The rule of law requires that the criminal justice system is equitable, which means defendants can defend themselves effectively in criminal trials. Otherwise, the cardinal common law principle of 'innocence before proven guilty' will ring hollow. In Hong Kong, as in many other places, only the rich are able to hire private lawyers in criminal cases. Most other defendants depend on legal aid.
The lack of adequate criminal legal aid resources in Hong Kong is seriously limiting defendants' ability to defend themselves against a much more resourceful prosecution, creating a serious 'inequality of arms'. Our legal aid system does not provide resources for defendants to hire lawyers to do pretrial preparation. It only funds lawyers' appearances in court and the fee level is so low that lawyers are effectively doing pro bono work most of the time. Not surprisingly, many experienced lawyers have given up criminal legal aid work and young lawyers are not inclined to practise criminal law - a worrying trend that must be arrested.
After drawn-out negotiations over the years, the government has finally agreed to change the fee structure to provide resources for lawyers to do pre-trial work for defendants. But the improvement is not coupled with an adequate allocation of resources.
It is a shame officials never seem to be interested in examining the issue from a human rights and rule-of-law angle. We were told time and again that the government was constrained by a lack of resources. There was never any discussion at a policy-objective level about the importance of protecting defendants' interests.
It is also deeply disturbing that the amount of resources for civil legal aid cases far exceeds that for criminal cases. But the government kept stonewalling and our appeal for putting criminal and civil legal aid on a par fell on deaf ears.
To highlight this long-standing problem, a group of senior criminal law practitioners staged a month-long boycott of criminal legal aid cases in October. Our campaign has won support from legislators and social groups working for grass-roots interests, such as Society for Community Organisation. But the government remained indifferent.
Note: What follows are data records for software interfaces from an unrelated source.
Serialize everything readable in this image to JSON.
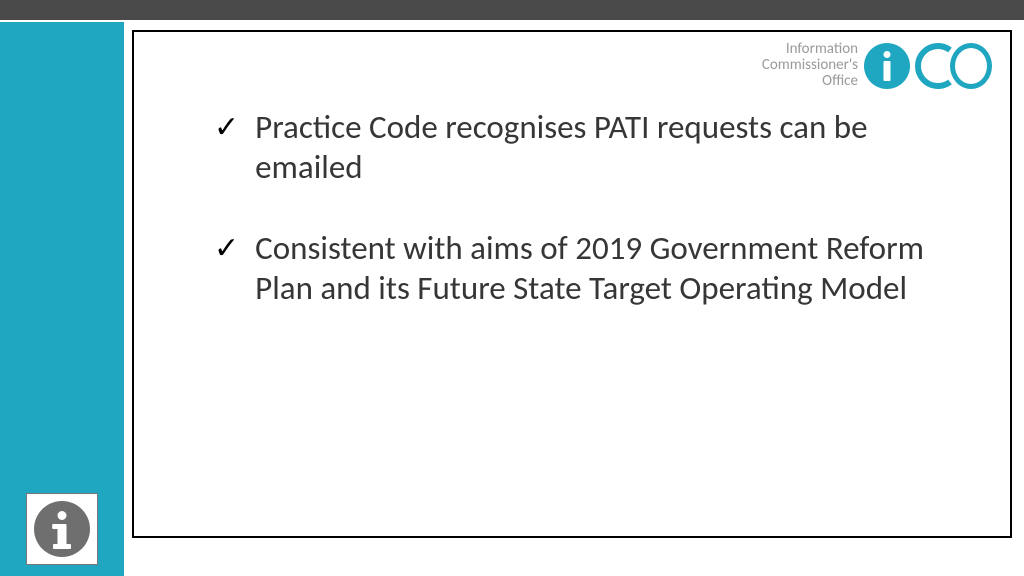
{
  "topbar": {},
  "logo": {
    "line1": "Information",
    "line2": "Commissioner's",
    "line3": "Office"
  },
  "bullets": [
    "Practice Code recognises PATI requests can be emailed",
    "Consistent with aims of 2019 Government Reform Plan and its Future State Target Operating Model"
  ],
  "colors": {
    "accent": "#1fa6c0",
    "topbar": "#4a4a4a",
    "text": "#363636",
    "logoText": "#9a9a9a",
    "infoGrey": "#6f6f6f"
  }
}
Many in the legal community are deeply disappointed with the government's inaction. But the Law Society has decided not to escalate its protest further at this stage, considering the disruption such action might cause to the criminal justice system. As responsible officers of the court, this is a step we do not take lightly.
The Law Society believes the government should proceed with the legislative procedures for changing the fee structure as the first step, so that defendants will at least have some resources to engage lawyers for pretrial preparation.
Meanwhile, the Home Affairs Bureau should commit to undertaking a review in a reasonable period. We have suggested that a review should be conducted within two years. It is only through this commitment that the public can be assured that the government is dedicated to providing adequate legal aid to empower less-privileged members of society to exercise their basic civil and legal rights in criminal trials.
Huen Wong, president, the Law Society of Hong Kong